Depending on how your company has viewed fleet management in the past, you may need to add training for your service crew on the importance of conducting preventative maintenance. Explain to them why it's critical for the productivity of your company. Without well-maintained construction vehicles, you could fall behind on existing projects and lose future contracts. Employees who understand this fact will make a more significant effort to keep your heavy equipment running.
11. Customize Maintenance Chores
While tips on maintaining construction equipment often include scheduling service for your fleet, these tips may neglect to mention that you cannot conduct the same chores on all types of machinery. For instance, tracked excavators require oil changes in the gearboxes every 1,000 hours and regular track tension checks and adjustments. Vehicles with tires need air pressure checks and visual inspections to watch for leaning that could indicate failing bearings.

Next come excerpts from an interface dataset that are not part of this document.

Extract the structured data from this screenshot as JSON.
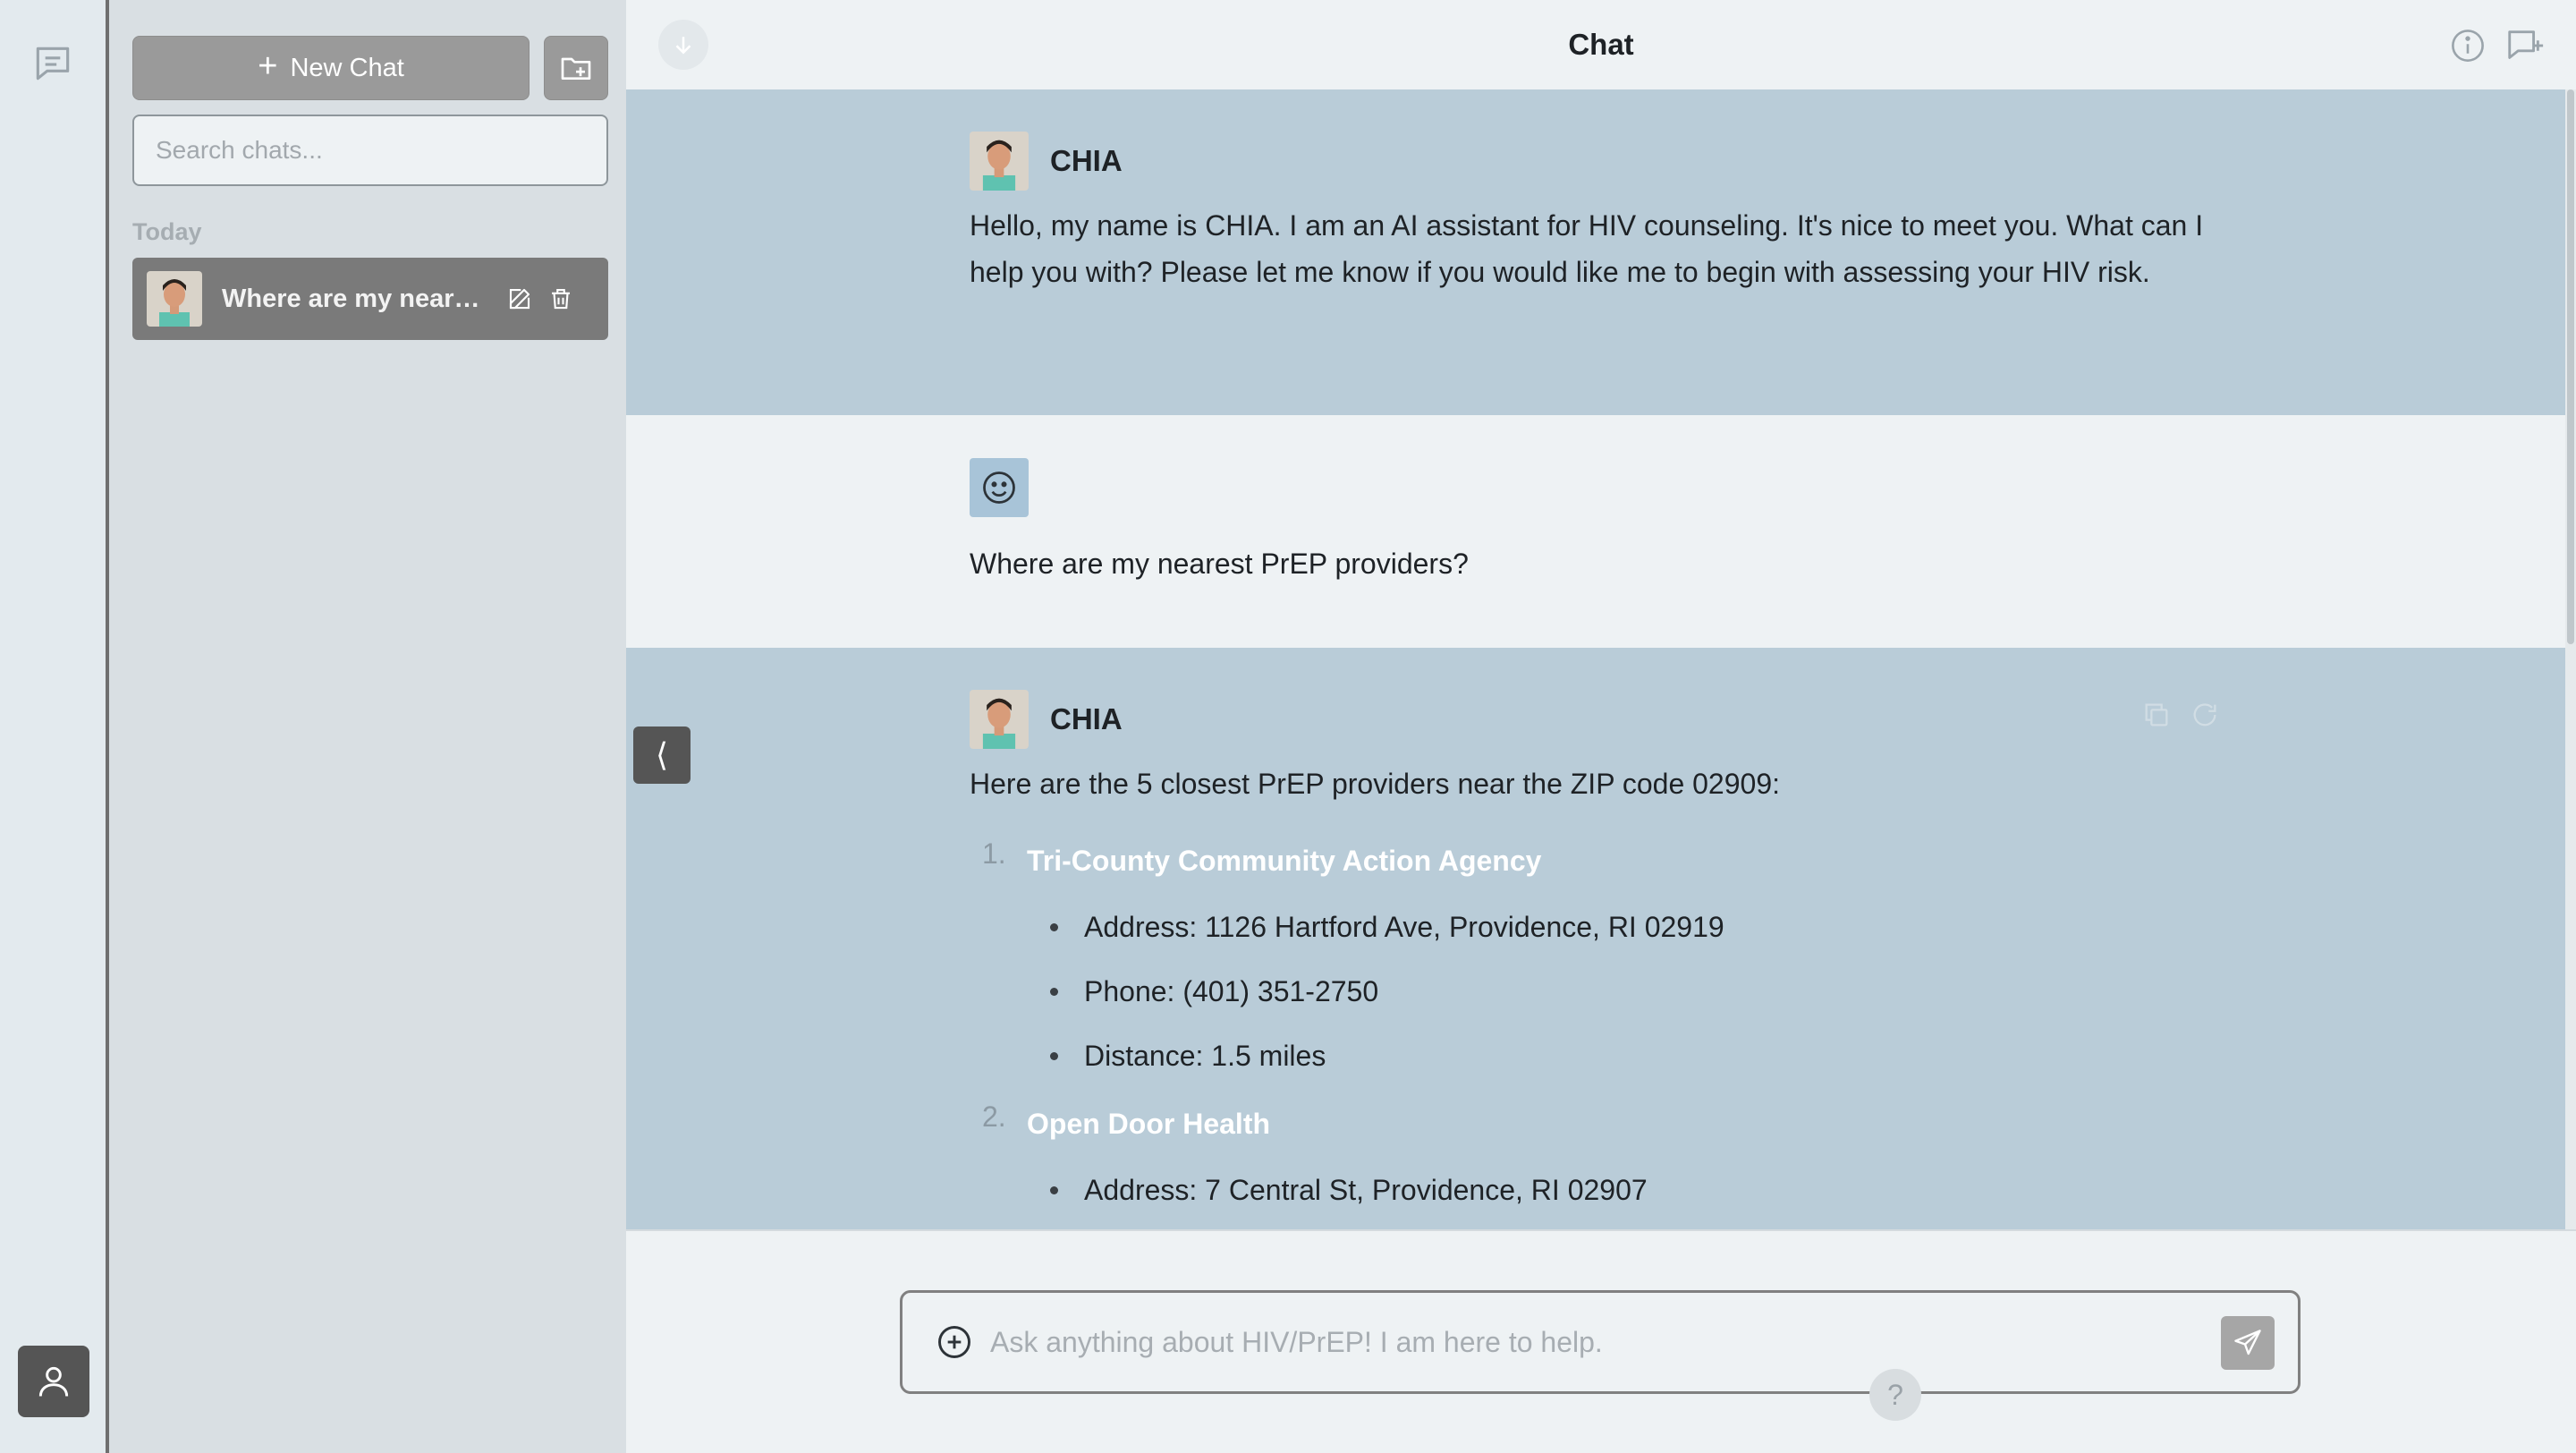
{
  "app": {
    "heading": "Chat",
    "bot_name": "CHIA"
  },
  "sidebar": {
    "new_chat_label": "New Chat",
    "search_placeholder": "Search chats...",
    "section_today": "Today",
    "chats": [
      {
        "title": "Where are my nearest PrEP providers?"
      }
    ]
  },
  "messages": {
    "greeting": {
      "speaker": "CHIA",
      "text": "Hello, my name is CHIA. I am an AI assistant for HIV counseling. It's nice to meet you. What can I help you with? Please let me know if you would like me to begin with assessing your HIV risk."
    },
    "user_question": {
      "text": "Where are my nearest PrEP providers?"
    },
    "answer": {
      "speaker": "CHIA",
      "intro": "Here are the 5 closest PrEP providers near the ZIP code 02909:",
      "providers": [
        {
          "num": "1.",
          "name": "Tri-County Community Action Agency",
          "address": "Address: 1126 Hartford Ave, Providence, RI 02919",
          "phone": "Phone: (401) 351-2750",
          "distance": "Distance: 1.5 miles"
        },
        {
          "num": "2.",
          "name": "Open Door Health",
          "address": "Address: 7 Central St, Providence, RI 02907"
        }
      ]
    }
  },
  "composer": {
    "placeholder": "Ask anything about HIV/PrEP! I am here to help."
  },
  "help_label": "?",
  "icons": {
    "rail": "chat-bubble-icon",
    "user": "user-icon",
    "folder": "folder-plus-icon",
    "edit": "edit-icon",
    "delete": "trash-icon",
    "info": "info-icon",
    "new_chat": "new-chat-icon",
    "scroll_down": "arrow-down-icon",
    "copy": "copy-icon",
    "regenerate": "refresh-icon",
    "attach": "plus-circle-icon",
    "send": "send-icon",
    "collapse": "chevron-left-icon"
  },
  "colors": {
    "bot_bg": "#b9ccd8",
    "user_bg": "#eef2f4",
    "sidebar_bg": "#d9dfe3",
    "rail_bg": "#e3eaee",
    "button_gray": "#9a9a9a",
    "active_chat": "#7a7a7a",
    "provider_name": "#ffffff"
  }
}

For wheel loaders, flipping the bucket regularly prevents wear on the edge, lengthening the bucket's life. Additionally, not using a worn edge will help the loader be more efficient by needing less force to push the bucket forward through the dirt.
These examples are just a handful of the many part-specific inspections and service chores you will need to complete. Always plan to incorporate them into your checklists for each piece of machinery. When you're creating inspection checklists for your fleet, make separate lists based on the components in the equipment. Customized lists ensure your maintenance crews look for vehicle-specific problems that may not occur on other types of equipment.
12. Find a Go-To Source for Brand-Specific Parts and Service
When your equipment needs repairs, or if you want to outsource your preventative maintenance, don't just send it anywhere. You need a team who understands the brands you have in your fleet. At Prime Source, we have technicians who have a familiarity with multiple brands of heavy equipment and can provide services and repairs for you. Our experience, knowledge and honesty make us a prime source for service for many construction fleets in North Carolina, and we want to help your company too.
Keep Your Fleet Running
Regardless of the brands in your construction fleet, you rely on the equipment to get your work done. Regular maintenance of your heavy equipment will keep it running. Whether your vehicles need preventative maintenance or repairs, trust our trained technicians at Prime Source to get you back in business quickly.
Our customers trust us to care for their construction vehicles, and we back up our work with some of the best aftermarket warranties in the industry. For more information or to schedule service for your heavy equipment, contact us at Prime Source. We're here to help keep your construction business running.